Best When Used: The Horseradish root is best use when freshly broken providing the most pungent of tastes and unique aroma.
Myth: Ancient Greek myth states the horseradish root is worth its weight in gold for the myriad of medicinal uses. These medicinal applications were commonly used through the Renaissance period.
Good Health: Horseradish contains calcium, magnesium, phosphorus and vitamin C.
Medicinal Use: Known to herbalists through the ages as a diuretic, Horseradish is used in treatment of minor health problems such as urinary tract bronchitis, coughs, infections, and sinus infection. Recent biochemical research reports Horseradish kills harmful bacteria and has an immuno boosting constituent.
Growing: The root grows better in a sunny area. Plant the root immediately in a moist hole twice as large as the root itself. Keep the area moist but not soggy wet. Add compost two or three time per growing season. Horseradish grows into zone 5. Harvest in the autumn after the first frost for the most pungent flavors.
Landscape: Horseradish is used as a border accent flowering plant.
Granny’s Horseradish Sauce
1 cup sour cream
1/4 cup horseradish
1/8 cup mayonnaise
2 Tbsp mustard
1 bunch chopped chives.
Blend together. Pour over steak or seafood.
Breakfast: Scramble 1-tsp in with scrambled eggs.

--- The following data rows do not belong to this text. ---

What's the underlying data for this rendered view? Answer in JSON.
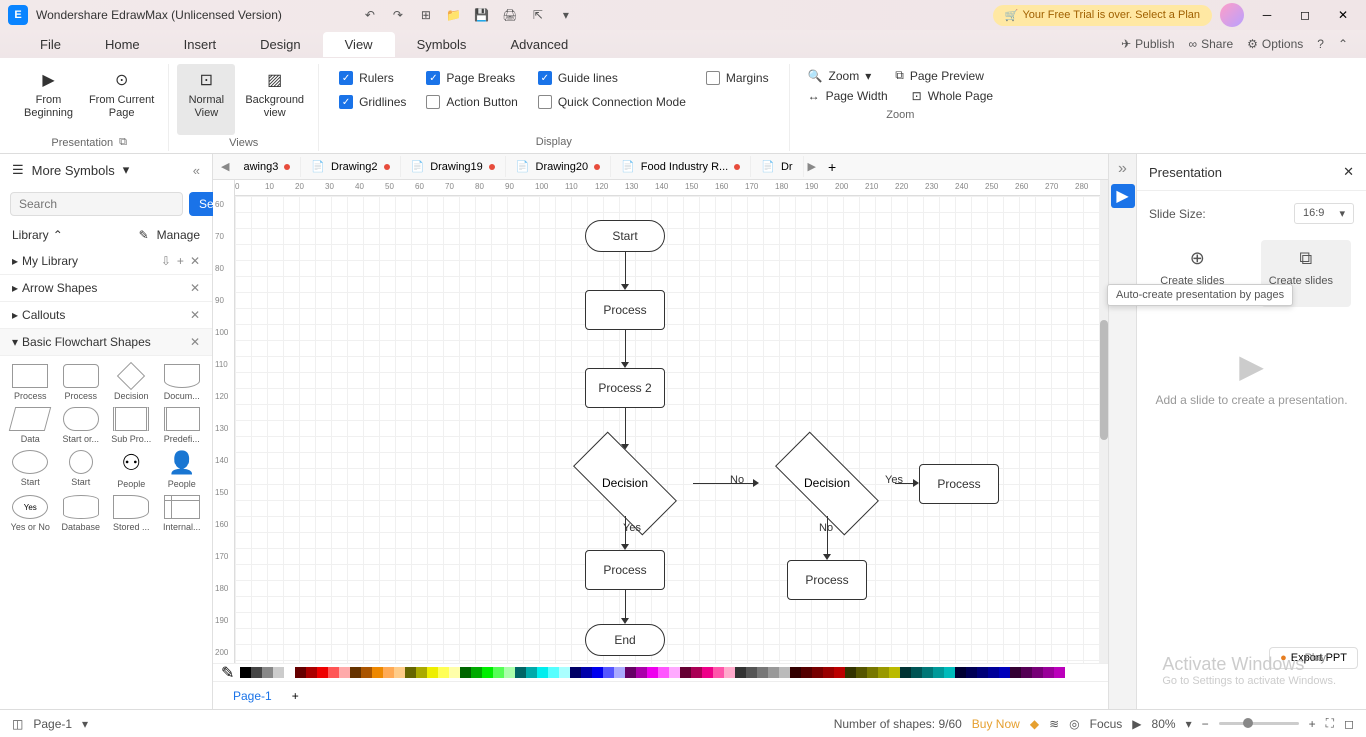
{
  "title": "Wondershare EdrawMax (Unlicensed Version)",
  "trial_banner": "Your Free Trial is over. Select a Plan",
  "menubar": {
    "items": [
      "File",
      "Home",
      "Insert",
      "Design",
      "View",
      "Symbols",
      "Advanced"
    ],
    "active": 4,
    "right": {
      "publish": "Publish",
      "share": "Share",
      "options": "Options"
    }
  },
  "ribbon": {
    "presentation": {
      "label": "Presentation",
      "from_beginning": "From\nBeginning",
      "from_current": "From Current\nPage"
    },
    "views": {
      "label": "Views",
      "normal": "Normal\nView",
      "background": "Background\nview"
    },
    "display": {
      "label": "Display",
      "rulers": "Rulers",
      "page_breaks": "Page Breaks",
      "guide_lines": "Guide lines",
      "margins": "Margins",
      "gridlines": "Gridlines",
      "action_button": "Action Button",
      "quick_conn": "Quick Connection Mode"
    },
    "zoom": {
      "label": "Zoom",
      "zoom": "Zoom",
      "page_preview": "Page Preview",
      "page_width": "Page Width",
      "whole_page": "Whole Page"
    }
  },
  "left": {
    "more_symbols": "More Symbols",
    "search_placeholder": "Search",
    "search_btn": "Search",
    "library": "Library",
    "manage": "Manage",
    "sections": [
      "My Library",
      "Arrow Shapes",
      "Callouts",
      "Basic Flowchart Shapes"
    ],
    "shapes": [
      {
        "label": "Process"
      },
      {
        "label": "Process"
      },
      {
        "label": "Decision"
      },
      {
        "label": "Docum..."
      },
      {
        "label": "Data"
      },
      {
        "label": "Start or..."
      },
      {
        "label": "Sub Pro..."
      },
      {
        "label": "Predefi..."
      },
      {
        "label": "Start"
      },
      {
        "label": "Start"
      },
      {
        "label": "People"
      },
      {
        "label": "People"
      },
      {
        "label": "Yes or No"
      },
      {
        "label": "Database"
      },
      {
        "label": "Stored ..."
      },
      {
        "label": "Internal..."
      }
    ]
  },
  "tabs": [
    "awing3",
    "Drawing2",
    "Drawing19",
    "Drawing20",
    "Food Industry R...",
    "Dr"
  ],
  "flowchart": {
    "start": "Start",
    "process": "Process",
    "process2": "Process 2",
    "decision": "Decision",
    "decision2": "Decision",
    "process3": "Process",
    "process4": "Process",
    "process5": "Process",
    "end": "End",
    "yes": "Yes",
    "no": "No"
  },
  "right": {
    "title": "Presentation",
    "slide_size_label": "Slide Size:",
    "slide_size": "16:9",
    "create_manual": "Create slides ...",
    "create_auto": "Create slides ...",
    "tooltip": "Auto-create presentation by pages",
    "empty": "Add a slide to create a presentation.",
    "export": "Export PPT",
    "play": "Play"
  },
  "status": {
    "page": "Page-1",
    "page_tab": "Page-1",
    "shapes": "Number of shapes: 9/60",
    "buy": "Buy Now",
    "focus": "Focus",
    "zoom": "80%"
  },
  "watermark": {
    "title": "Activate Windows",
    "sub": "Go to Settings to activate Windows."
  },
  "h_ticks": [
    0,
    10,
    20,
    30,
    40,
    50,
    60,
    70,
    80,
    90,
    100,
    110,
    120,
    130,
    140,
    150,
    160,
    170,
    180,
    190,
    200,
    210,
    220,
    230,
    240,
    250,
    260,
    270,
    280
  ],
  "v_ticks": [
    60,
    70,
    80,
    90,
    100,
    110,
    120,
    130,
    140,
    150,
    160,
    170,
    180,
    190,
    200
  ]
}
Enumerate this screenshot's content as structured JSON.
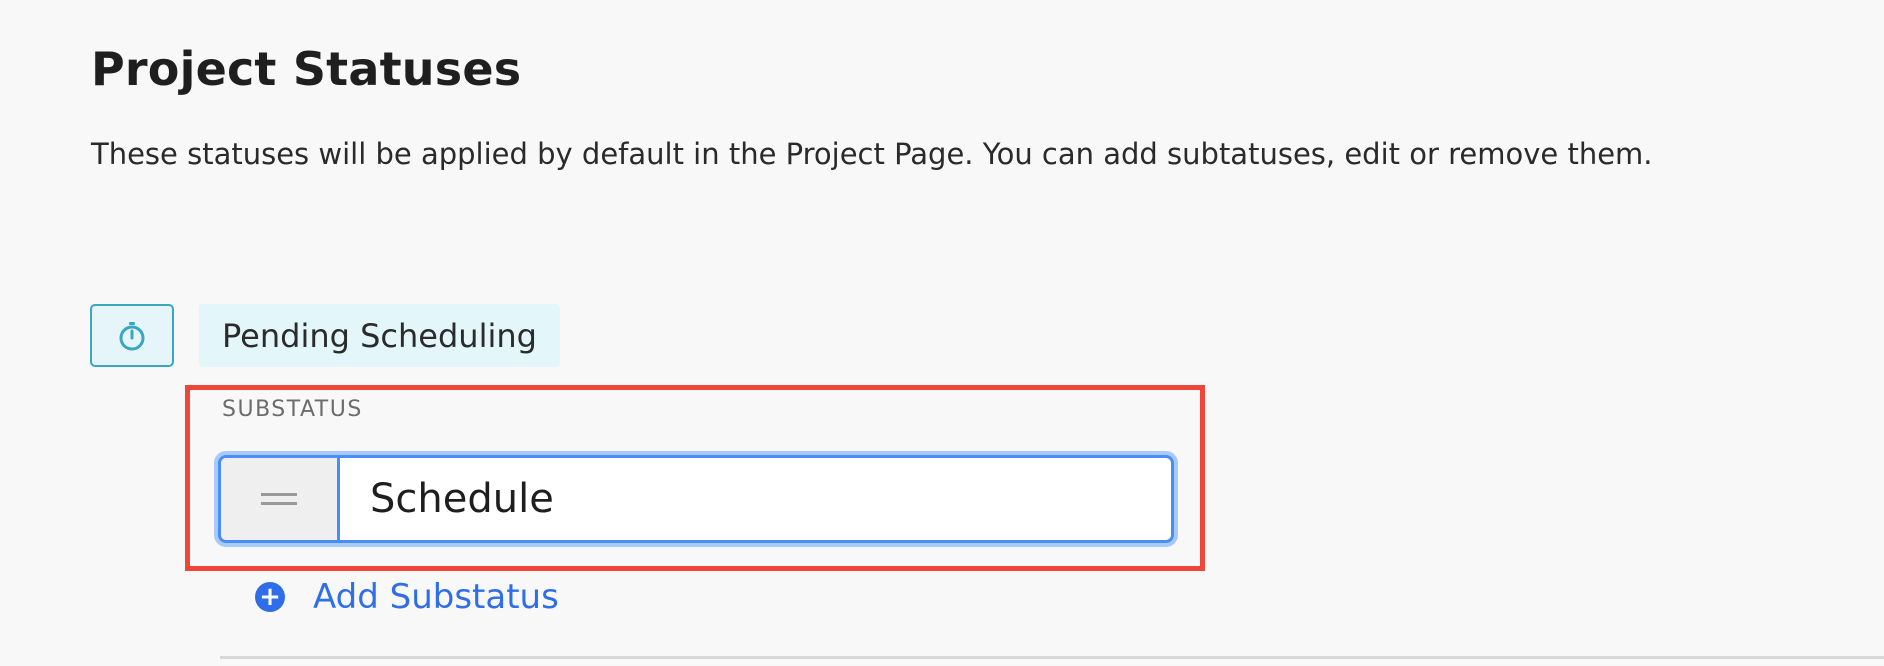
{
  "page": {
    "title": "Project Statuses",
    "description": "These statuses will be applied by default in the Project Page. You can add subtatuses, edit or remove them."
  },
  "status": {
    "icon": "stopwatch-icon",
    "name": "Pending Scheduling",
    "accent_color": "#3aa7c0",
    "chip_background": "#e3f6fa"
  },
  "substatus": {
    "section_label": "SUBSTATUS",
    "drag_handle_icon": "drag-handle-icon",
    "input_value": "Schedule",
    "focus_color": "#4a8ef5"
  },
  "actions": {
    "add_substatus_label": "Add Substatus",
    "add_icon": "plus-circle-icon",
    "link_color": "#2f6ee8"
  },
  "annotation": {
    "highlight_color": "#f0463a"
  }
}
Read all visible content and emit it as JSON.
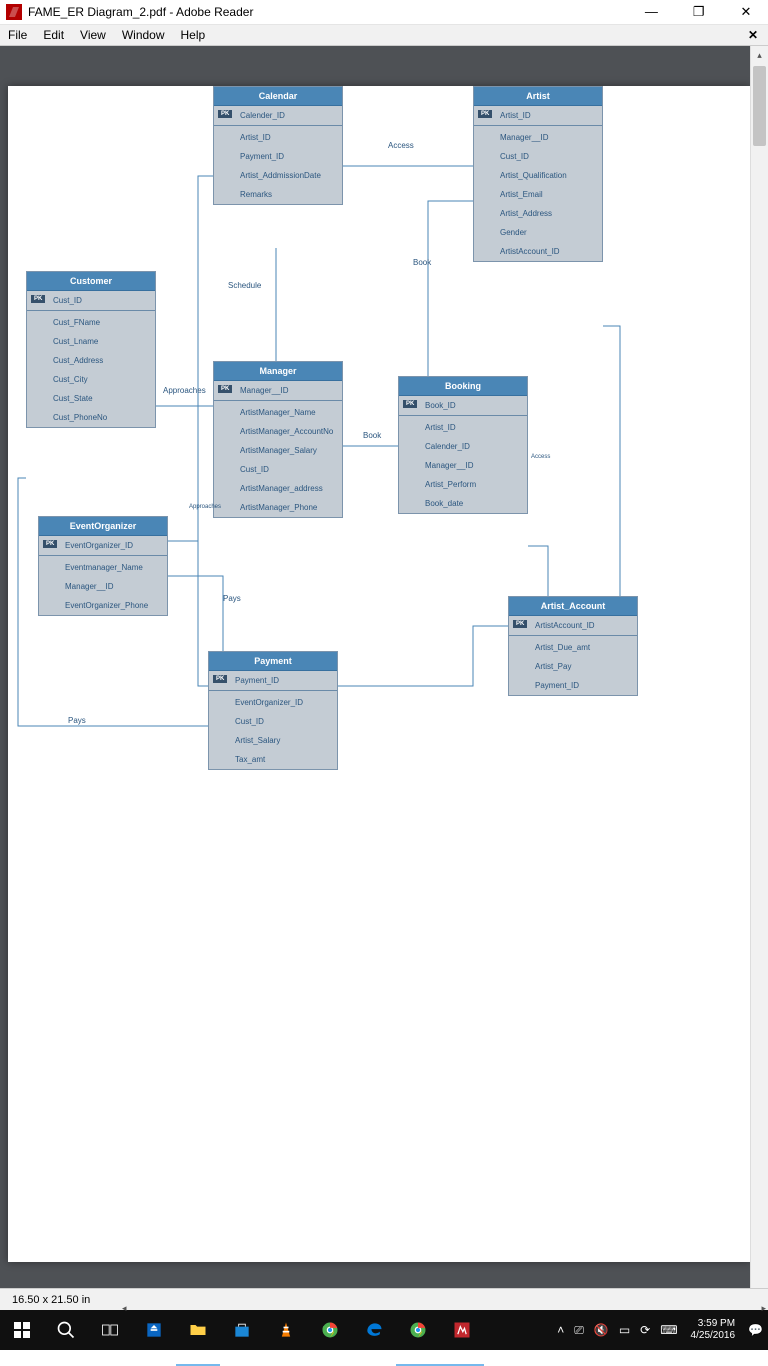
{
  "window": {
    "title": "FAME_ER Diagram_2.pdf - Adobe Reader",
    "menu": [
      "File",
      "Edit",
      "View",
      "Window",
      "Help"
    ],
    "dims": "16.50 x 21.50 in"
  },
  "entities": {
    "calendar": {
      "title": "Calendar",
      "pk": "Calender_ID",
      "attrs": [
        "Artist_ID",
        "Payment_ID",
        "Artist_AddmissionDate",
        "Remarks"
      ]
    },
    "artist": {
      "title": "Artist",
      "pk": "Artist_ID",
      "attrs": [
        "Manager__ID",
        "Cust_ID",
        "Artist_Qualification",
        "Artist_Email",
        "Artist_Address",
        "Gender",
        "ArtistAccount_ID"
      ]
    },
    "customer": {
      "title": "Customer",
      "pk": "Cust_ID",
      "attrs": [
        "Cust_FName",
        "Cust_Lname",
        "Cust_Address",
        "Cust_City",
        "Cust_State",
        "Cust_PhoneNo"
      ]
    },
    "manager": {
      "title": "Manager",
      "pk": "Manager__ID",
      "attrs": [
        "ArtistManager_Name",
        "ArtistManager_AccountNo",
        "ArtistManager_Salary",
        "Cust_ID",
        "ArtistManager_address",
        "ArtistManager_Phone"
      ]
    },
    "booking": {
      "title": "Booking",
      "pk": "Book_ID",
      "attrs": [
        "Artist_ID",
        "Calender_ID",
        "Manager__ID",
        "Artist_Perform",
        "Book_date"
      ]
    },
    "eventorg": {
      "title": "EventOrganizer",
      "pk": "EventOrganizer_ID",
      "attrs": [
        "Eventmanager_Name",
        "Manager__ID",
        "EventOrganizer_Phone"
      ]
    },
    "artacct": {
      "title": "Artist_Account",
      "pk": "ArtistAccount_ID",
      "attrs": [
        "Artist_Due_amt",
        "Artist_Pay",
        "Payment_ID"
      ]
    },
    "payment": {
      "title": "Payment",
      "pk": "Payment_ID",
      "attrs": [
        "EventOrganizer_ID",
        "Cust_ID",
        "Artist_Salary",
        "Tax_amt"
      ]
    }
  },
  "rels": {
    "access": "Access",
    "schedule": "Schedule",
    "approaches": "Approaches",
    "approaches2": "Approaches",
    "book": "Book",
    "book2": "Book",
    "pays": "Pays",
    "pays2": "Pays",
    "access2": "Access"
  },
  "clock": {
    "time": "3:59 PM",
    "date": "4/25/2016"
  }
}
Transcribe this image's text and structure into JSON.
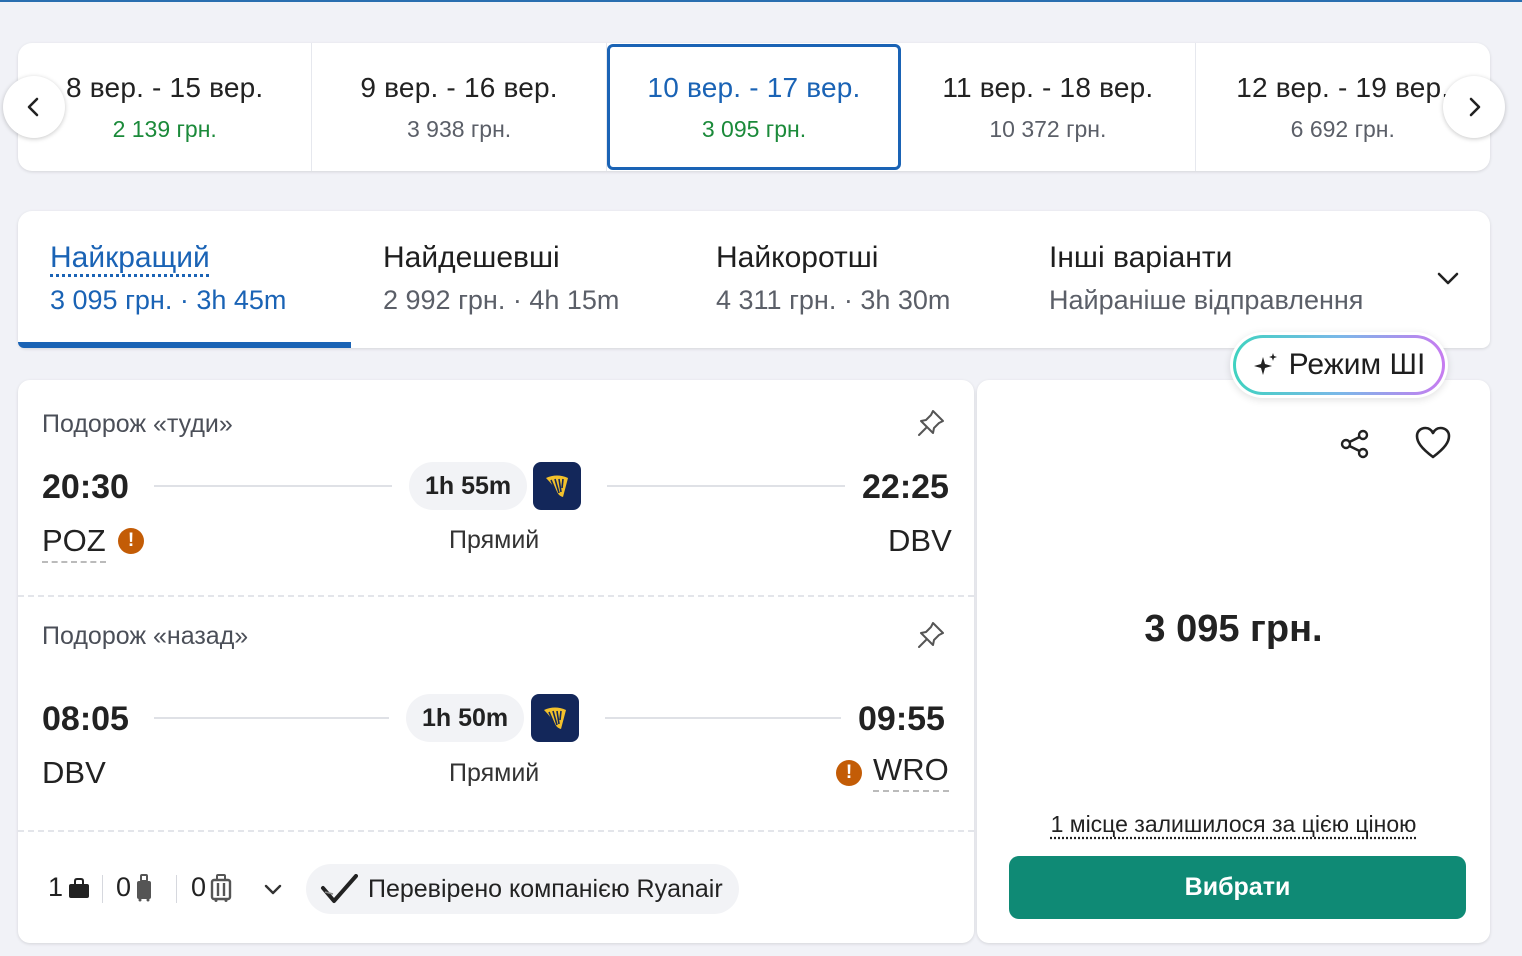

Lunch: Add ½ tsp to mayonnaise on a sandwich.
Dinner: Use Granny’s Sauce with abandon